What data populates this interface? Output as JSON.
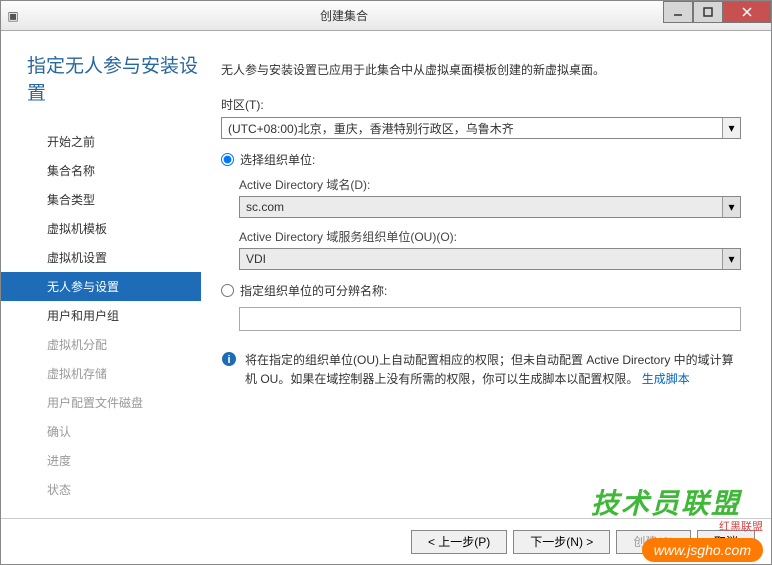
{
  "window": {
    "title": "创建集合"
  },
  "header": {
    "page_title": "指定无人参与安装设置"
  },
  "nav": {
    "items": [
      {
        "label": "开始之前"
      },
      {
        "label": "集合名称"
      },
      {
        "label": "集合类型"
      },
      {
        "label": "虚拟机模板"
      },
      {
        "label": "虚拟机设置"
      },
      {
        "label": "无人参与设置"
      },
      {
        "label": "用户和用户组"
      },
      {
        "label": "虚拟机分配"
      },
      {
        "label": "虚拟机存储"
      },
      {
        "label": "用户配置文件磁盘"
      },
      {
        "label": "确认"
      },
      {
        "label": "进度"
      },
      {
        "label": "状态"
      }
    ],
    "active_index": 5,
    "disabled_from": 7
  },
  "main": {
    "description": "无人参与安装设置已应用于此集合中从虚拟桌面模板创建的新虚拟桌面。",
    "timezone": {
      "label": "时区(T):",
      "value": "(UTC+08:00)北京，重庆，香港特别行政区，乌鲁木齐"
    },
    "radio_select_ou": {
      "label": "选择组织单位:",
      "checked": true
    },
    "ad_domain": {
      "label": "Active Directory 域名(D):",
      "value": "sc.com"
    },
    "ad_ou": {
      "label": "Active Directory 域服务组织单位(OU)(O):",
      "value": "VDI"
    },
    "radio_specify_dn": {
      "label": "指定组织单位的可分辨名称:",
      "checked": false
    },
    "dn_input_value": "",
    "info": {
      "text_before": "将在指定的组织单位(OU)上自动配置相应的权限；但未自动配置 Active Directory 中的域计算机 OU。如果在域控制器上没有所需的权限，你可以生成脚本以配置权限。",
      "link": "生成脚本"
    }
  },
  "footer": {
    "prev": "< 上一步(P)",
    "next": "下一步(N) >",
    "create": "创建(C)",
    "cancel": "取消"
  },
  "watermarks": {
    "w1": "技术员联盟",
    "w2": "www.jsgho.com",
    "w3": "红黑联盟"
  }
}
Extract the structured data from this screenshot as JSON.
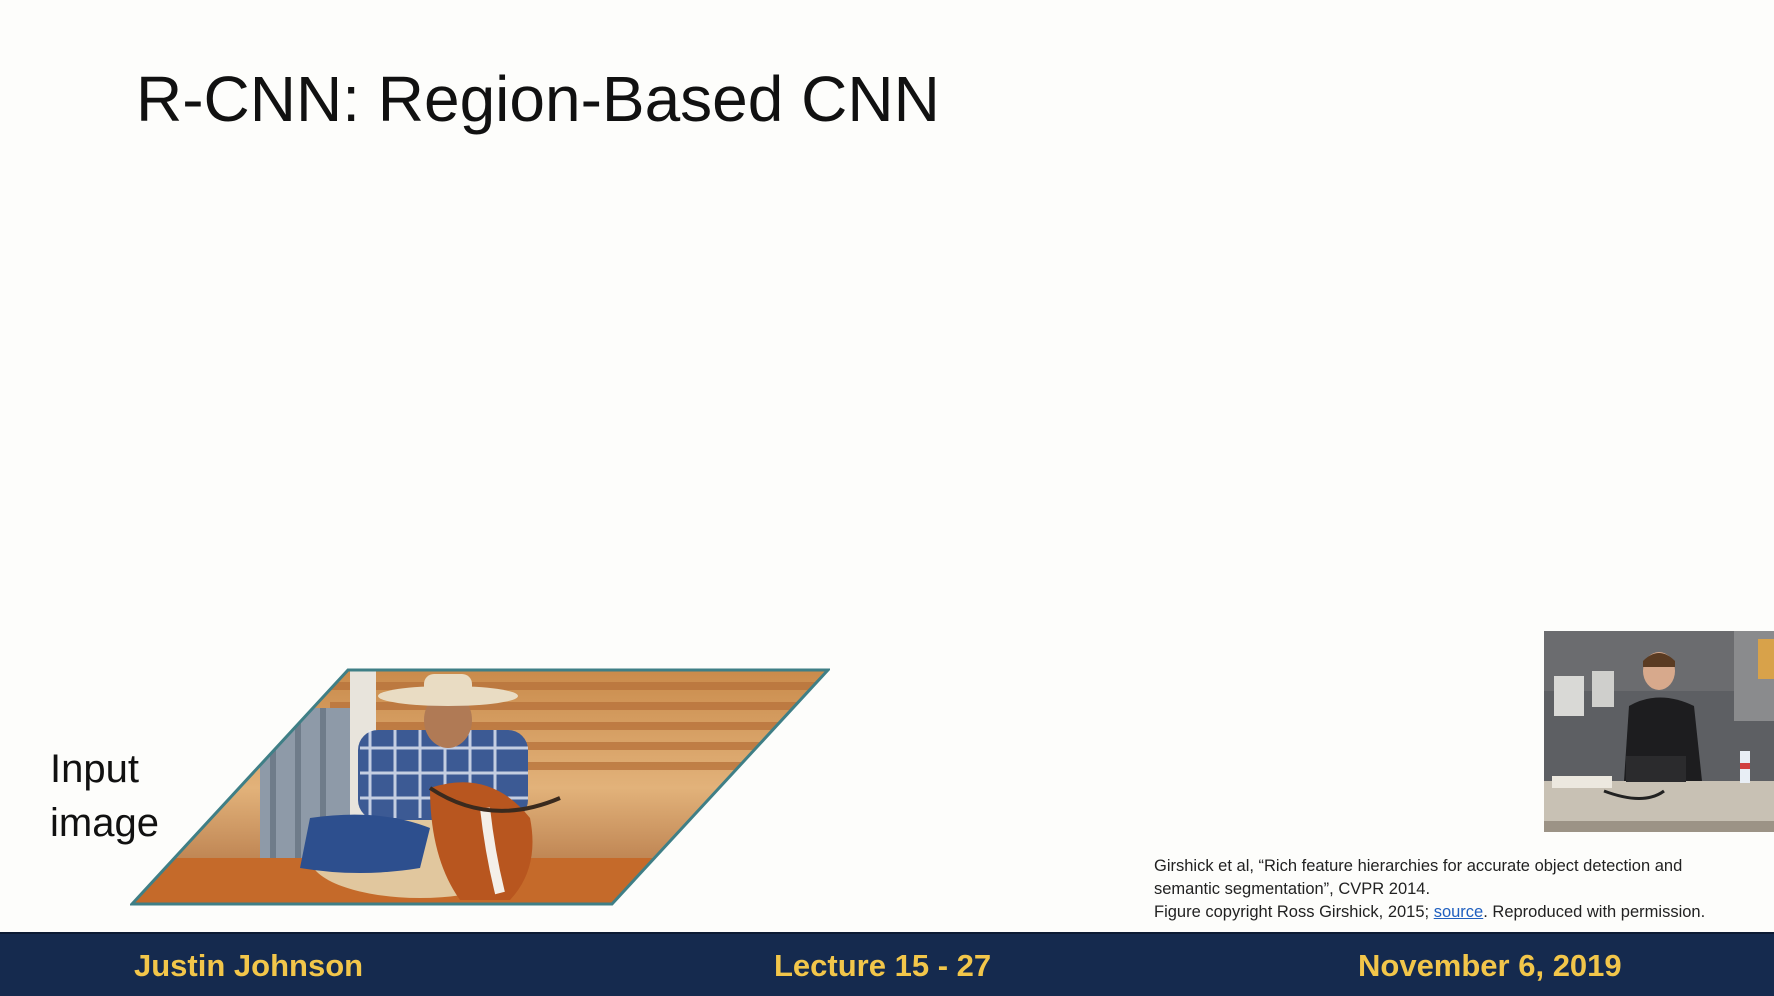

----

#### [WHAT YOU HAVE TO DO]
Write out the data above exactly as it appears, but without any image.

#### [RESPONSE TO THIS TASK]
What data populates this interface? Output as JSON.
{
  "window": {
    "title": "创建集合"
  },
  "header": {
    "page_title": "指定无人参与安装设置"
  },
  "nav": {
    "items": [
      {
        "label": "开始之前"
      },
      {
        "label": "集合名称"
      },
      {
        "label": "集合类型"
      },
      {
        "label": "虚拟机模板"
      },
      {
        "label": "虚拟机设置"
      },
      {
        "label": "无人参与设置"
      },
      {
        "label": "用户和用户组"
      },
      {
        "label": "虚拟机分配"
      },
      {
        "label": "虚拟机存储"
      },
      {
        "label": "用户配置文件磁盘"
      },
      {
        "label": "确认"
      },
      {
        "label": "进度"
      },
      {
        "label": "状态"
      }
    ],
    "active_index": 5,
    "disabled_from": 7
  },
  "main": {
    "description": "无人参与安装设置已应用于此集合中从虚拟桌面模板创建的新虚拟桌面。",
    "timezone": {
      "label": "时区(T):",
      "value": "(UTC+08:00)北京，重庆，香港特别行政区，乌鲁木齐"
    },
    "radio_select_ou": {
      "label": "选择组织单位:",
      "checked": true
    },
    "ad_domain": {
      "label": "Active Directory 域名(D):",
      "value": "sc.com"
    },
    "ad_ou": {
      "label": "Active Directory 域服务组织单位(OU)(O):",
      "value": "VDI"
    },
    "radio_specify_dn": {
      "label": "指定组织单位的可分辨名称:",
      "checked": false
    },
    "dn_input_value": "",
    "info": {
      "text_before": "将在指定的组织单位(OU)上自动配置相应的权限；但未自动配置 Active Directory 中的域计算机 OU。如果在域控制器上没有所需的权限，你可以生成脚本以配置权限。",
      "link": "生成脚本"
    }
  },
  "footer": {
    "prev": "< 上一步(P)",
    "next": "下一步(N) >",
    "create": "创建(C)",
    "cancel": "取消"
  },
  "watermarks": {
    "w1": "技术员联盟",
    "w2": "www.jsgho.com",
    "w3": "红黑联盟"
  }
}
Extract the structured data from this screenshot as JSON.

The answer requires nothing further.